**Website and app data records**.
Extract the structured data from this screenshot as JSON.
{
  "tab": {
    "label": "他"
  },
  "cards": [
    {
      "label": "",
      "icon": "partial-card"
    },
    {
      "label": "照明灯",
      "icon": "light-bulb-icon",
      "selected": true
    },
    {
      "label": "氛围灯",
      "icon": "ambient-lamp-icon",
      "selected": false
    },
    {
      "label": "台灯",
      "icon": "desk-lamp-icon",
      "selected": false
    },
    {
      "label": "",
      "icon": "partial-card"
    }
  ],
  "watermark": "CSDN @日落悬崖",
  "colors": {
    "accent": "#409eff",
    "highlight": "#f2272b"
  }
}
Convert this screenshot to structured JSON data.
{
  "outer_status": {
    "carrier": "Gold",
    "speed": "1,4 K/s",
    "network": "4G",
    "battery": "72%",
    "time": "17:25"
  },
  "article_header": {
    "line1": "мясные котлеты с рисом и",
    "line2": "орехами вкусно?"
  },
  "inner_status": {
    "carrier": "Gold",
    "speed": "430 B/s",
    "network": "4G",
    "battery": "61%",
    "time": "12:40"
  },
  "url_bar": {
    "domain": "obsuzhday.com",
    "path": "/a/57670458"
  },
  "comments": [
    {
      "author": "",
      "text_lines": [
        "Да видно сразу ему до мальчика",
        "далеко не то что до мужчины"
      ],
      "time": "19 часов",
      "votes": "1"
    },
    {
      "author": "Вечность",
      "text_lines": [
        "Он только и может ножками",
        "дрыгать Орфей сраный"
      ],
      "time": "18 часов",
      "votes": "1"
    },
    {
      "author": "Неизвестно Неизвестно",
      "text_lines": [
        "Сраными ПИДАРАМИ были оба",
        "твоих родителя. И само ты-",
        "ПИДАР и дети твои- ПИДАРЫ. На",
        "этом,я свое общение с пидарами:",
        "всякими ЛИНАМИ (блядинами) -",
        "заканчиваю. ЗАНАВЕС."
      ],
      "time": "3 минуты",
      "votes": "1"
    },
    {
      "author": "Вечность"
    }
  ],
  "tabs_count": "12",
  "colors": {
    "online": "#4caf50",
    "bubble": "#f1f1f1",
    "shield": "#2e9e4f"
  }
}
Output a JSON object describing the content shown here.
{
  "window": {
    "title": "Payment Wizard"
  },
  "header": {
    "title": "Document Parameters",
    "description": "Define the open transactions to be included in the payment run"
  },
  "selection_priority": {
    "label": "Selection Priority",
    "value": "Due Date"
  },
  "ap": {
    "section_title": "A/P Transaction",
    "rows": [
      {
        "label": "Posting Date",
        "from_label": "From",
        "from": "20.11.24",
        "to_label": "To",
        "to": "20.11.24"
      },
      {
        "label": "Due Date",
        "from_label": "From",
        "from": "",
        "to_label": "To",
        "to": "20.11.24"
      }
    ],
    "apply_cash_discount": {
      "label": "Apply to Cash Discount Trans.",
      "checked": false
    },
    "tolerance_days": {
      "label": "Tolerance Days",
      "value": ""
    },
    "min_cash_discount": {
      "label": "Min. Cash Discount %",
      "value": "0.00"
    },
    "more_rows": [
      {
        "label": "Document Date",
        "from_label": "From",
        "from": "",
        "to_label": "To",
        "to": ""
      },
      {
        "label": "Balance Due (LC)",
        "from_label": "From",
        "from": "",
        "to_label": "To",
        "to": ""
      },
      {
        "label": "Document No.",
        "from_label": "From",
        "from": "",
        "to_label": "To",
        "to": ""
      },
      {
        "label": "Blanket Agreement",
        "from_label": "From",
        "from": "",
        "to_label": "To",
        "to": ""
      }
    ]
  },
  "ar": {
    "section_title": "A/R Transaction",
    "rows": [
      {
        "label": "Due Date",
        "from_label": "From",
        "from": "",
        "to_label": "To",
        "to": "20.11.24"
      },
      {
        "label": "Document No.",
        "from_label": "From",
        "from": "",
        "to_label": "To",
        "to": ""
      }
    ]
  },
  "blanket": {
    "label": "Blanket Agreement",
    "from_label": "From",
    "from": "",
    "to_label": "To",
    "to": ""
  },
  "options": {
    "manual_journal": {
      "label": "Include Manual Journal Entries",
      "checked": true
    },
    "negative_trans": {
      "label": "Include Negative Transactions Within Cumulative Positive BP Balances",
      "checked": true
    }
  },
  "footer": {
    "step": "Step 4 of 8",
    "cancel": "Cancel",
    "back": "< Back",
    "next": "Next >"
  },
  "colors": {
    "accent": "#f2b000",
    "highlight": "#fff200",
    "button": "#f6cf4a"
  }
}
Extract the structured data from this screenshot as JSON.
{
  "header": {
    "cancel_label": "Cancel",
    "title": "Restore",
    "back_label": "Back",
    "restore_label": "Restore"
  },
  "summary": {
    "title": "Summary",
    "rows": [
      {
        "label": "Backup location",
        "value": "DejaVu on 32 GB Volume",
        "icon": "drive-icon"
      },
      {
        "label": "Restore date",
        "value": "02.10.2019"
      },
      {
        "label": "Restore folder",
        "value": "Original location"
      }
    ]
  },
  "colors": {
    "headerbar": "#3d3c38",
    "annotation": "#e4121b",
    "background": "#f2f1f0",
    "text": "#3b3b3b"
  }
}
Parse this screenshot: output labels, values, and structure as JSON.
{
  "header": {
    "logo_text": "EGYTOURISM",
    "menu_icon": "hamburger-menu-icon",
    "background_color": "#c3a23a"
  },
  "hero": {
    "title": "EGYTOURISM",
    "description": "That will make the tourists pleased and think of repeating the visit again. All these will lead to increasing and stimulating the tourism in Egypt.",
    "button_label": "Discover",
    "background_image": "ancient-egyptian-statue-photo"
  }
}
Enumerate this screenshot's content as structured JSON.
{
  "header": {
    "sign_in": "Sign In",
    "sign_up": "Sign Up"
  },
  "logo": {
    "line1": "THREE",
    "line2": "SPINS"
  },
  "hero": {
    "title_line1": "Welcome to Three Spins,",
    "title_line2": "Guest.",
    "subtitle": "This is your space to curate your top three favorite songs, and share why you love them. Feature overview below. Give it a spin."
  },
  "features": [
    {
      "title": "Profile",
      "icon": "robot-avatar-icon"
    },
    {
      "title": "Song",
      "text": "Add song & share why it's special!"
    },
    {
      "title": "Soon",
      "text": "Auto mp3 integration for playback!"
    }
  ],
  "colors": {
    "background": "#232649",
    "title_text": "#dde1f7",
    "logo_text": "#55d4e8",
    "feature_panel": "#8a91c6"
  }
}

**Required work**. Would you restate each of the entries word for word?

**Answer section**.
Extract the structured data from this screenshot as JSON.
{
  "tab": {
    "label": "他"
  },
  "cards": [
    {
      "label": "",
      "icon": "partial-card"
    },
    {
      "label": "照明灯",
      "icon": "light-bulb-icon",
      "selected": true
    },
    {
      "label": "氛围灯",
      "icon": "ambient-lamp-icon",
      "selected": false
    },
    {
      "label": "台灯",
      "icon": "desk-lamp-icon",
      "selected": false
    },
    {
      "label": "",
      "icon": "partial-card"
    }
  ],
  "watermark": "CSDN @日落悬崖",
  "colors": {
    "accent": "#409eff",
    "highlight": "#f2272b"
  }
}
Convert this screenshot to structured JSON data.
{
  "outer_status": {
    "carrier": "Gold",
    "speed": "1,4 K/s",
    "network": "4G",
    "battery": "72%",
    "time": "17:25"
  },
  "article_header": {
    "line1": "мясные котлеты с рисом и",
    "line2": "орехами вкусно?"
  },
  "inner_status": {
    "carrier": "Gold",
    "speed": "430 B/s",
    "network": "4G",
    "battery": "61%",
    "time": "12:40"
  },
  "url_bar": {
    "domain": "obsuzhday.com",
    "path": "/a/57670458"
  },
  "comments": [
    {
      "author": "",
      "text_lines": [
        "Да видно сразу ему до мальчика",
        "далеко не то что до мужчины"
      ],
      "time": "19 часов",
      "votes": "1"
    },
    {
      "author": "Вечность",
      "text_lines": [
        "Он только и может ножками",
        "дрыгать Орфей сраный"
      ],
      "time": "18 часов",
      "votes": "1"
    },
    {
      "author": "Неизвестно Неизвестно",
      "text_lines": [
        "Сраными ПИДАРАМИ были оба",
        "твоих родителя. И само ты-",
        "ПИДАР и дети твои- ПИДАРЫ. На",
        "этом,я свое общение с пидарами:",
        "всякими ЛИНАМИ (блядинами) -",
        "заканчиваю. ЗАНАВЕС."
      ],
      "time": "3 минуты",
      "votes": "1"
    },
    {
      "author": "Вечность"
    }
  ],
  "tabs_count": "12",
  "colors": {
    "online": "#4caf50",
    "bubble": "#f1f1f1",
    "shield": "#2e9e4f"
  }
}
Output a JSON object describing the content shown here.
{
  "window": {
    "title": "Payment Wizard"
  },
  "header": {
    "title": "Document Parameters",
    "description": "Define the open transactions to be included in the payment run"
  },
  "selection_priority": {
    "label": "Selection Priority",
    "value": "Due Date"
  },
  "ap": {
    "section_title": "A/P Transaction",
    "rows": [
      {
        "label": "Posting Date",
        "from_label": "From",
        "from": "20.11.24",
        "to_label": "To",
        "to": "20.11.24"
      },
      {
        "label": "Due Date",
        "from_label": "From",
        "from": "",
        "to_label": "To",
        "to": "20.11.24"
      }
    ],
    "apply_cash_discount": {
      "label": "Apply to Cash Discount Trans.",
      "checked": false
    },
    "tolerance_days": {
      "label": "Tolerance Days",
      "value": ""
    },
    "min_cash_discount": {
      "label": "Min. Cash Discount %",
      "value": "0.00"
    },
    "more_rows": [
      {
        "label": "Document Date",
        "from_label": "From",
        "from": "",
        "to_label": "To",
        "to": ""
      },
      {
        "label": "Balance Due (LC)",
        "from_label": "From",
        "from": "",
        "to_label": "To",
        "to": ""
      },
      {
        "label": "Document No.",
        "from_label": "From",
        "from": "",
        "to_label": "To",
        "to": ""
      },
      {
        "label": "Blanket Agreement",
        "from_label": "From",
        "from": "",
        "to_label": "To",
        "to": ""
      }
    ]
  },
  "ar": {
    "section_title": "A/R Transaction",
    "rows": [
      {
        "label": "Due Date",
        "from_label": "From",
        "from": "",
        "to_label": "To",
        "to": "20.11.24"
      },
      {
        "label": "Document No.",
        "from_label": "From",
        "from": "",
        "to_label": "To",
        "to": ""
      }
    ]
  },
  "blanket": {
    "label": "Blanket Agreement",
    "from_label": "From",
    "from": "",
    "to_label": "To",
    "to": ""
  },
  "options": {
    "manual_journal": {
      "label": "Include Manual Journal Entries",
      "checked": true
    },
    "negative_trans": {
      "label": "Include Negative Transactions Within Cumulative Positive BP Balances",
      "checked": true
    }
  },
  "footer": {
    "step": "Step 4 of 8",
    "cancel": "Cancel",
    "back": "< Back",
    "next": "Next >"
  },
  "colors": {
    "accent": "#f2b000",
    "highlight": "#fff200",
    "button": "#f6cf4a"
  }
}
Extract the structured data from this screenshot as JSON.
{
  "header": {
    "cancel_label": "Cancel",
    "title": "Restore",
    "back_label": "Back",
    "restore_label": "Restore"
  },
  "summary": {
    "title": "Summary",
    "rows": [
      {
        "label": "Backup location",
        "value": "DejaVu on 32 GB Volume",
        "icon": "drive-icon"
      },
      {
        "label": "Restore date",
        "value": "02.10.2019"
      },
      {
        "label": "Restore folder",
        "value": "Original location"
      }
    ]
  },
  "colors": {
    "headerbar": "#3d3c38",
    "annotation": "#e4121b",
    "background": "#f2f1f0",
    "text": "#3b3b3b"
  }
}
Parse this screenshot: output labels, values, and structure as JSON.
{
  "header": {
    "logo_text": "EGYTOURISM",
    "menu_icon": "hamburger-menu-icon",
    "background_color": "#c3a23a"
  },
  "hero": {
    "title": "EGYTOURISM",
    "description": "That will make the tourists pleased and think of repeating the visit again. All these will lead to increasing and stimulating the tourism in Egypt.",
    "button_label": "Discover",
    "background_image": "ancient-egyptian-statue-photo"
  }
}
Enumerate this screenshot's content as structured JSON.
{
  "header": {
    "sign_in": "Sign In",
    "sign_up": "Sign Up"
  },
  "logo": {
    "line1": "THREE",
    "line2": "SPINS"
  },
  "hero": {
    "title_line1": "Welcome to Three Spins,",
    "title_line2": "Guest.",
    "subtitle": "This is your space to curate your top three favorite songs, and share why you love them. Feature overview below. Give it a spin."
  },
  "features": [
    {
      "title": "Profile",
      "icon": "robot-avatar-icon"
    },
    {
      "title": "Song",
      "text": "Add song & share why it's special!"
    },
    {
      "title": "Soon",
      "text": "Auto mp3 integration for playback!"
    }
  ],
  "colors": {
    "background": "#232649",
    "title_text": "#dde1f7",
    "logo_text": "#55d4e8",
    "feature_panel": "#8a91c6"
  }
}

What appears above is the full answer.